In total Sands played in 431 NHL contests in the 1930s and early 1940s. He scored 99 goals and
The speedy Sands signed with the Toronto Maple Leafs in 1932, though he did not join the big club until the following year. His big break was a season ending shoulder injury to Leafs star Ace Bailey.
Sands impressed in his debut. Globe and Mail sports editor M. J. Rodden described Sands as "a conscientious, hard working player who packs quite a bit of weight" who may "prove himself just the man the Leafs need in this time of trial."
Sands did well playing three games and collecting three assists.
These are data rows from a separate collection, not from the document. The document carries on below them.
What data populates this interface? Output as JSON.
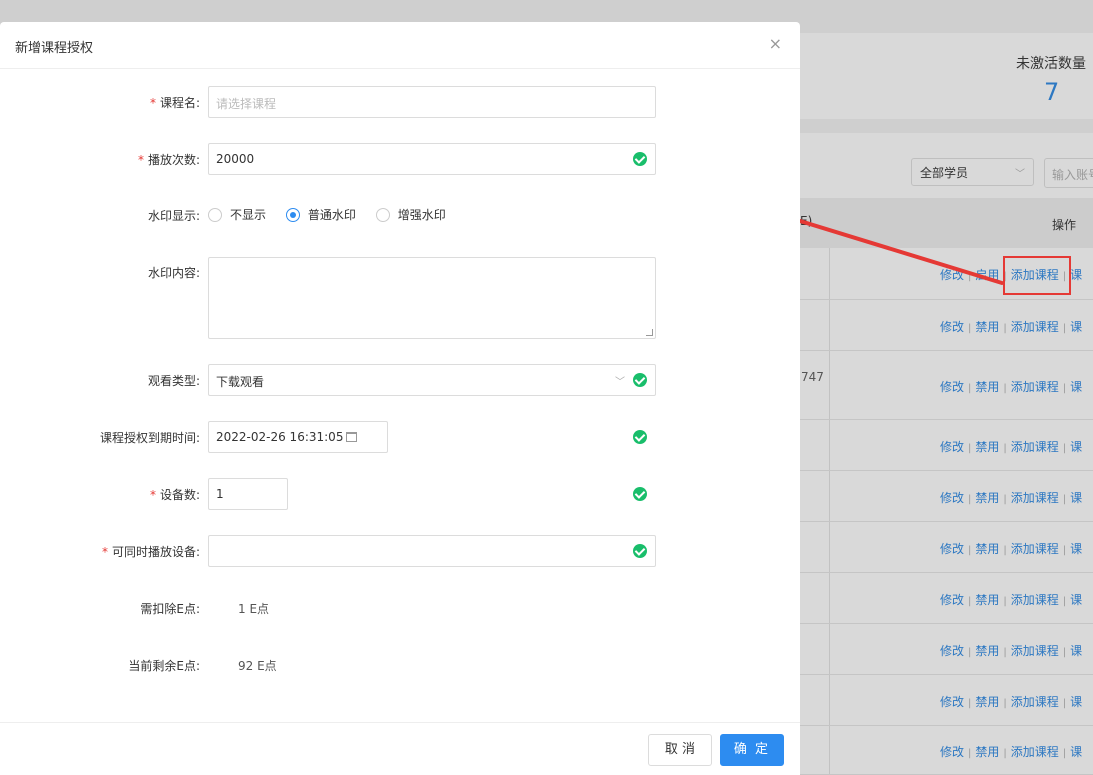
{
  "background": {
    "stat_label": "未激活数量",
    "stat_value": "7",
    "filter_select": "全部学员",
    "search_placeholder": "输入账号",
    "table_header_fragment": "E)",
    "op_header": "操作",
    "cell_fragment": "747",
    "rows": [
      {
        "edit": "修改",
        "toggle": "启用",
        "add_course": "添加课程",
        "more": "课"
      },
      {
        "edit": "修改",
        "toggle": "禁用",
        "add_course": "添加课程",
        "more": "课"
      },
      {
        "edit": "修改",
        "toggle": "禁用",
        "add_course": "添加课程",
        "more": "课"
      },
      {
        "edit": "修改",
        "toggle": "禁用",
        "add_course": "添加课程",
        "more": "课"
      },
      {
        "edit": "修改",
        "toggle": "禁用",
        "add_course": "添加课程",
        "more": "课"
      },
      {
        "edit": "修改",
        "toggle": "禁用",
        "add_course": "添加课程",
        "more": "课"
      },
      {
        "edit": "修改",
        "toggle": "禁用",
        "add_course": "添加课程",
        "more": "课"
      },
      {
        "edit": "修改",
        "toggle": "禁用",
        "add_course": "添加课程",
        "more": "课"
      },
      {
        "edit": "修改",
        "toggle": "禁用",
        "add_course": "添加课程",
        "more": "课"
      },
      {
        "edit": "修改",
        "toggle": "禁用",
        "add_course": "添加课程",
        "more": "课"
      }
    ]
  },
  "modal": {
    "title": "新增课程授权",
    "close": "×",
    "fields": {
      "course_name": {
        "label": "课程名",
        "placeholder": "请选择课程",
        "value": ""
      },
      "play_count": {
        "label": "播放次数",
        "value": "20000"
      },
      "watermark_display": {
        "label": "水印显示",
        "options": [
          "不显示",
          "普通水印",
          "增强水印"
        ],
        "selected": "普通水印"
      },
      "watermark_content": {
        "label": "水印内容",
        "value": ""
      },
      "watch_type": {
        "label": "观看类型",
        "value": "下载观看"
      },
      "expiry": {
        "label": "课程授权到期时间",
        "value": "2022-02-26 16:31:05"
      },
      "device_count": {
        "label": "设备数",
        "value": "1"
      },
      "concurrent_devices": {
        "label": "可同时播放设备",
        "value": ""
      },
      "deduct_points": {
        "label": "需扣除E点",
        "value": "1 E点"
      },
      "remaining_points": {
        "label": "当前剩余E点",
        "value": "92 E点"
      }
    },
    "label_suffix": ":",
    "required_mark": "*",
    "cancel": "取 消",
    "confirm": "确 定"
  },
  "colors": {
    "accent": "#2d8cf0",
    "success": "#19be6b",
    "annotation": "#e53935",
    "link": "#2d78c2"
  }
}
It earned him a full season with the Leafs in 1933-34 where he collected eight goals and eight assists in a full season.
After just one season with the Leafs Sands was traded to the Boston Bruins where he enjoyed five solid seasons. Three times he challenged the 20 goal mark three times. He would win a Stanley Cup with the Bruins in 1939.
Sands joined the Montreal Canadiens in in 1939 for four seasons after a trade for Herb Cain. He enjoyed four solid seasons as a support player in Montreal.
He would wind up his career with a few games for the New York Rangers.
In 1944 Sands hockey career took an unexpected turn. He ended up in California, playing and coaching for several teams - most notably the Hollywood Wolves.
And, yes, he did complete the Hollywood dream. Sands appeared in the 1946 Hollywood movie production called "Gay Blades." It was a story about a big league hockey star who is scouted by a Hollywood movie company who wants him to star in their movie. No, Sands was not the star of this show. The lead actor was a fellow named Allan Lane. Sands, along with former NHLers Bob Gracie, Ossie Asmundson and Bud Cook, all played background roles for the on-ice scenes.
Sands remained in California and was employed at the famous Hollywood Bowl at the time of his early death in 1953. He was just 42 years old.
In 2011 Charlie Sands nephew Jim Sands created a critically acclaimed one-man theatre show called Charlie: A Hockey Story.